**ASSIGNMENT:**
Pull every line from the records that has the word "документ" in it.

(Element data from apps and pages)
==*==

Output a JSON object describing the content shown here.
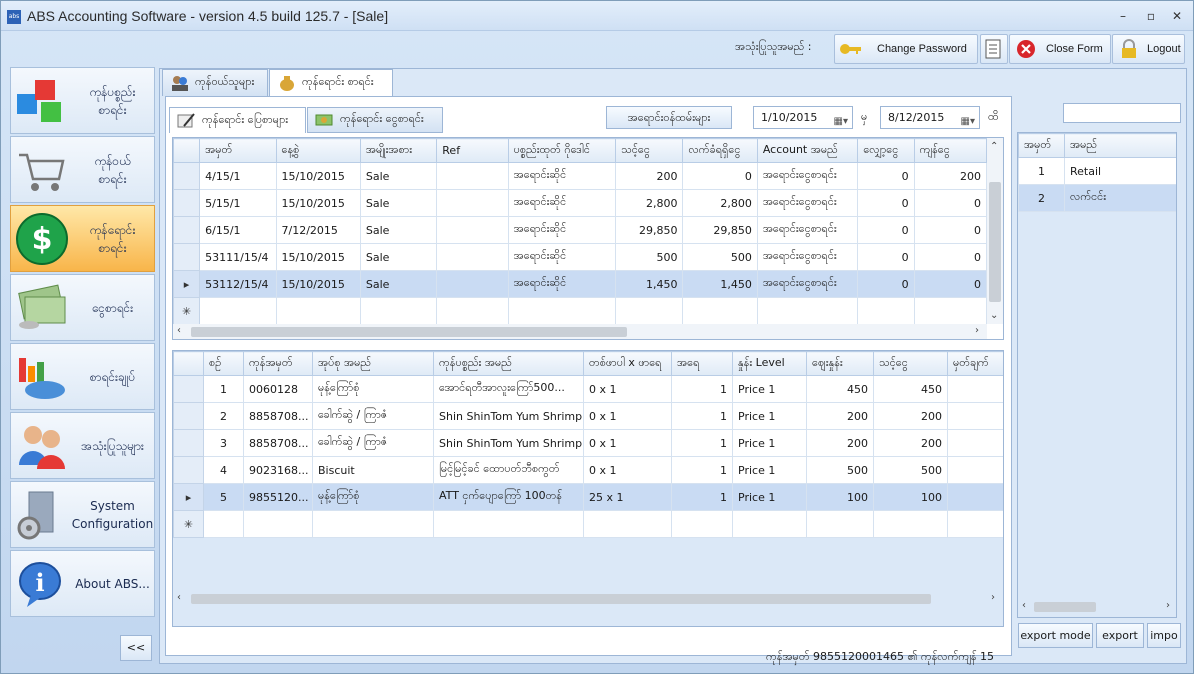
{
  "window": {
    "title": "ABS Accounting Software - version 4.5 build 125.7 - [Sale]",
    "app_icon": "abs"
  },
  "topbar": {
    "user_label": "အသုံးပြုသူအမည် :",
    "change_password": "Change Password",
    "close_form": "Close Form",
    "logout": "Logout"
  },
  "nav": {
    "items": [
      {
        "label": "ကုန်ပစ္စည်း\nစာရင်း",
        "icon": "cubes-icon"
      },
      {
        "label": "ကုန်ဝယ်\nစာရင်း",
        "icon": "cart-icon"
      },
      {
        "label": "ကုန်ရောင်း\nစာရင်း",
        "icon": "dollar-icon"
      },
      {
        "label": "ငွေစာရင်း",
        "icon": "money-icon"
      },
      {
        "label": "စာရင်းချုပ်",
        "icon": "chart-icon"
      },
      {
        "label": "အသုံးပြုသူများ",
        "icon": "users-icon"
      },
      {
        "label": "System\nConfiguration",
        "icon": "settings-icon"
      },
      {
        "label": "About ABS...",
        "icon": "info-icon"
      }
    ],
    "collapse": "<<"
  },
  "tabs": [
    "ကုန်ဝယ်သူများ",
    "ကုန်ရောင်း စာရင်း"
  ],
  "subtabs": [
    "ကုန်ရောင်း ပြေစာများ",
    "ကုန်ရောင်း ငွေစာရင်း"
  ],
  "filter": {
    "button": "အရောင်းဝန်ထမ်းများ",
    "from": "1/10/2015",
    "to_label": "မှ",
    "to": "8/12/2015",
    "until_label": "ထိ"
  },
  "invoices": {
    "columns": [
      "အမှတ်",
      "နေ့စွဲ",
      "အမျိုးအစား",
      "Ref",
      "ပစ္စည်းထုတ် ဂိုဒေါင်",
      "သင့်ငွေ",
      "လက်ခံရရှိငွေ",
      "Account အမည်",
      "လျှော့ငွေ",
      "ကျန်ငွေ"
    ],
    "rows": [
      [
        "4/15/1",
        "15/10/2015",
        "Sale",
        "",
        "အရောင်းဆိုင်",
        "200",
        "0",
        "အရောင်းငွေစာရင်း",
        "0",
        "200"
      ],
      [
        "5/15/1",
        "15/10/2015",
        "Sale",
        "",
        "အရောင်းဆိုင်",
        "2,800",
        "2,800",
        "အရောင်းငွေစာရင်း",
        "0",
        "0"
      ],
      [
        "6/15/1",
        "7/12/2015",
        "Sale",
        "",
        "အရောင်းဆိုင်",
        "29,850",
        "29,850",
        "အရောင်းငွေစာရင်း",
        "0",
        "0"
      ],
      [
        "53111/15/4",
        "15/10/2015",
        "Sale",
        "",
        "အရောင်းဆိုင်",
        "500",
        "500",
        "အရောင်းငွေစာရင်း",
        "0",
        "0"
      ],
      [
        "53112/15/4",
        "15/10/2015",
        "Sale",
        "",
        "အရောင်းဆိုင်",
        "1,450",
        "1,450",
        "အရောင်းငွေစာရင်း",
        "0",
        "0"
      ]
    ],
    "selected_row": 4
  },
  "items": {
    "columns": [
      "စဉ်",
      "ကုန်အမှတ်",
      "အုပ်စု အမည်",
      "ကုန်ပစ္စည်း အမည်",
      "တစ်ဖာပါ x ဖာရေ",
      "အရေ",
      "နှုန်း Level",
      "ဈေးနှုန်း",
      "သင့်ငွေ",
      "မှတ်ချက်"
    ],
    "rows": [
      [
        "1",
        "0060128",
        "မုန့်ကြော်စုံ",
        "အောင်ရတီအာလူးကြော်500...",
        "0 x 1",
        "1",
        "Price 1",
        "450",
        "450",
        ""
      ],
      [
        "2",
        "8858708...",
        "ခေါက်ဆွဲ / ကြာဇံ",
        "Shin ShinTom Yum Shrimp",
        "0 x 1",
        "1",
        "Price 1",
        "200",
        "200",
        ""
      ],
      [
        "3",
        "8858708...",
        "ခေါက်ဆွဲ / ကြာဇံ",
        "Shin ShinTom Yum Shrimp",
        "0 x 1",
        "1",
        "Price 1",
        "200",
        "200",
        ""
      ],
      [
        "4",
        "9023168...",
        "Biscuit",
        "မြင့်မြင့်ခင် ထောပတ်ဘီစကွတ်",
        "0 x 1",
        "1",
        "Price 1",
        "500",
        "500",
        ""
      ],
      [
        "5",
        "9855120...",
        "မုန့်ကြော်စုံ",
        "ATT ငှက်ပျောကြော် 100တန်",
        "25 x 1",
        "1",
        "Price 1",
        "100",
        "100",
        ""
      ]
    ],
    "selected_row": 4
  },
  "status_text": "ကုန်အမှတ် 9855120001465 ၏ ကုန်လက်ကျန် 15",
  "customers": {
    "columns": [
      "အမှတ်",
      "အမည်"
    ],
    "rows": [
      [
        "1",
        "Retail"
      ],
      [
        "2",
        "လက်ငင်း"
      ]
    ],
    "selected_row": 1
  },
  "right_buttons": {
    "export_mode": "export mode",
    "export": "export",
    "import": "impo"
  }
}
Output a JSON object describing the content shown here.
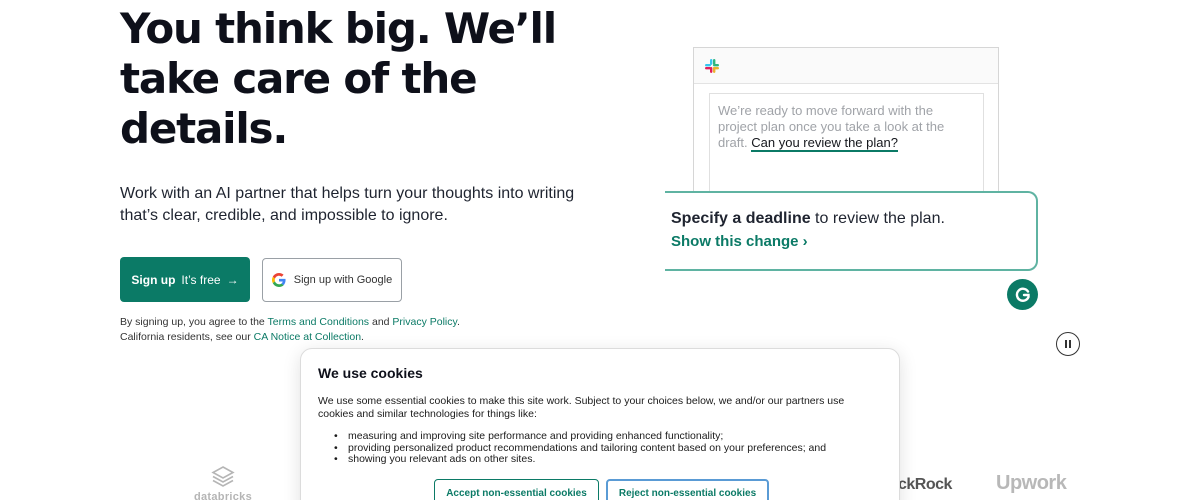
{
  "hero": {
    "title": "You think big. We’ll take care of the details.",
    "subtitle": "Work with an AI partner that helps turn your thoughts into writing that’s clear, credible, and impossible to ignore."
  },
  "signup": {
    "primary_bold": "Sign up",
    "primary_rest": "It’s free",
    "primary_arrow": "→",
    "google_label": "Sign up with Google"
  },
  "legal": {
    "line1_prefix": "By signing up, you agree to the ",
    "terms_link": "Terms and Conditions",
    "and": " and ",
    "privacy_link": "Privacy Policy",
    "period": ".",
    "line2_prefix": "California residents, see our ",
    "ca_link": "CA Notice at Collection",
    "period2": "."
  },
  "demo": {
    "message_plain": "We’re ready to move forward with the project plan once you take a look at the draft.",
    "message_highlight": "Can you review the plan?",
    "suggestion_bold": "Specify a deadline",
    "suggestion_rest": " to review the plan.",
    "suggestion_action": "Show this change ›"
  },
  "logos": {
    "databricks": "databricks",
    "blackrock": "ckRock",
    "upwork": "Upwork"
  },
  "cookie": {
    "title": "We use cookies",
    "body": "We use some essential cookies to make this site work. Subject to your choices below, we and/or our partners use cookies and similar technologies for things like:",
    "items": [
      "measuring and improving site performance and providing enhanced functionality;",
      "providing personalized product recommendations and tailoring content based on your preferences; and",
      "showing you relevant ads on other sites."
    ],
    "accept_label": "Accept non-essential cookies",
    "reject_label": "Reject non-essential cookies"
  },
  "colors": {
    "brand": "#0b7a66",
    "suggest_border": "#5fb3a2",
    "focus_ring": "#5a9bd5"
  },
  "icons": [
    "slack-icon",
    "google-icon",
    "grammarly-icon",
    "pause-icon",
    "databricks-icon"
  ]
}
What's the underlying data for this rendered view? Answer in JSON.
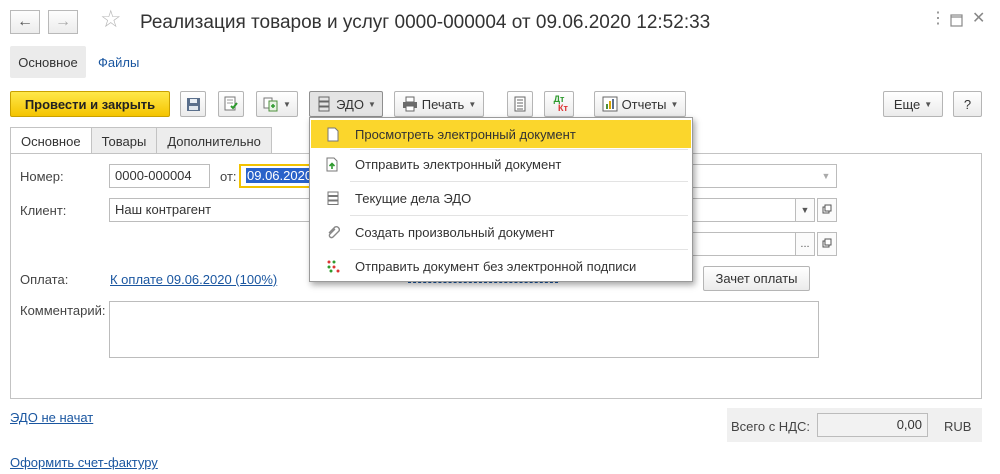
{
  "header": {
    "title": "Реализация товаров и услуг 0000-000004 от 09.06.2020 12:52:33",
    "back_icon": "arrow-left-icon",
    "forward_icon": "arrow-right-icon",
    "favorite_icon": "star-icon",
    "more_icon": "kebab-icon",
    "maximize_icon": "maximize-icon",
    "close_icon": "close-icon"
  },
  "top_nav": {
    "main_tab": "Основное",
    "files_link": "Файлы"
  },
  "toolbar": {
    "post_and_close": "Провести и закрыть",
    "edo": "ЭДО",
    "print": "Печать",
    "reports": "Отчеты",
    "more": "Еще",
    "help": "?",
    "dtkt_top": "Дт",
    "dtkt_bottom": "Кт"
  },
  "tabs": [
    "Основное",
    "Товары",
    "Дополнительно"
  ],
  "form": {
    "number_label": "Номер:",
    "number_value": "0000-000004",
    "date_label": "от:",
    "date_value": "09.06.2020",
    "client_label": "Клиент:",
    "client_value": "Наш контрагент",
    "payment_label": "Оплата:",
    "payment_link": "К оплате 09.06.2020 (100%)",
    "offset_button": "Зачет оплаты",
    "comment_label": "Комментарий:",
    "comment_value": ""
  },
  "edo_menu": {
    "items": [
      {
        "label": "Просмотреть электронный документ",
        "icon": "document-icon",
        "highlighted": true
      },
      {
        "label": "Отправить электронный документ",
        "icon": "send-document-icon",
        "highlighted": false
      },
      {
        "label": "Текущие дела ЭДО",
        "icon": "tasks-icon",
        "highlighted": false
      },
      {
        "label": "Создать произвольный документ",
        "icon": "paperclip-icon",
        "highlighted": false
      },
      {
        "label": "Отправить документ без электронной подписи",
        "icon": "send-unsigned-icon",
        "highlighted": false
      }
    ]
  },
  "footer": {
    "edo_status_link": "ЭДО не начат",
    "invoice_link": "Оформить счет-фактуру",
    "total_label": "Всего с НДС:",
    "total_value": "0,00",
    "currency": "RUB"
  },
  "colors": {
    "accent_yellow": "#f4c400",
    "menu_highlight": "#fbd62c",
    "link_blue": "#1a56a0",
    "selection_blue": "#2a62c9"
  }
}
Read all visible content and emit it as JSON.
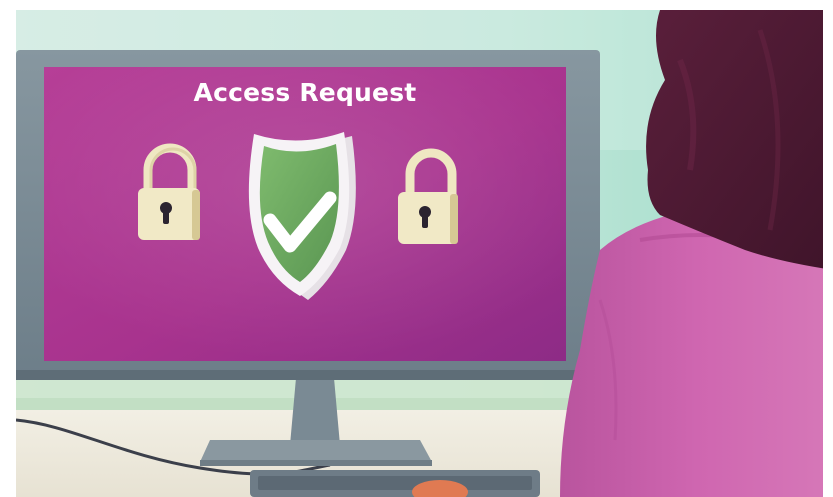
{
  "screen": {
    "title": "Access Request"
  },
  "icons": [
    "lock-icon",
    "shield-check-icon",
    "lock-icon"
  ],
  "colors": {
    "screen_magenta": "#a9338f",
    "shield_green": "#6aa55f",
    "lock_cream": "#f1e9c6",
    "person_pink": "#c55aa8",
    "hijab_maroon": "#4d1a33"
  }
}
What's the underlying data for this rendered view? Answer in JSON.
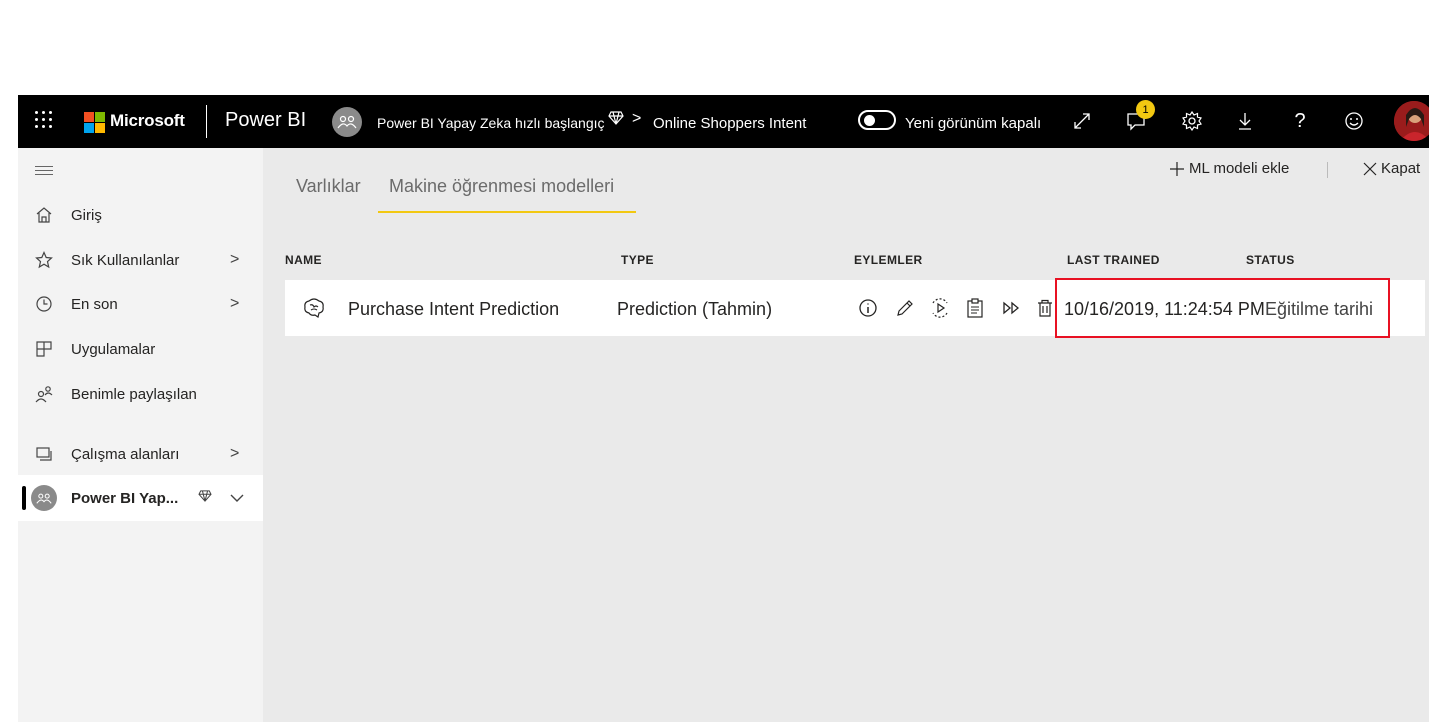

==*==

**RESULT FOR THIS TASK:**
        "label": "Просмотреть электронный документ",
        "label": "Отправить электронный документ",
        "label": "Создать произвольный документ",
        "label": "Отправить документ без электронной подписи",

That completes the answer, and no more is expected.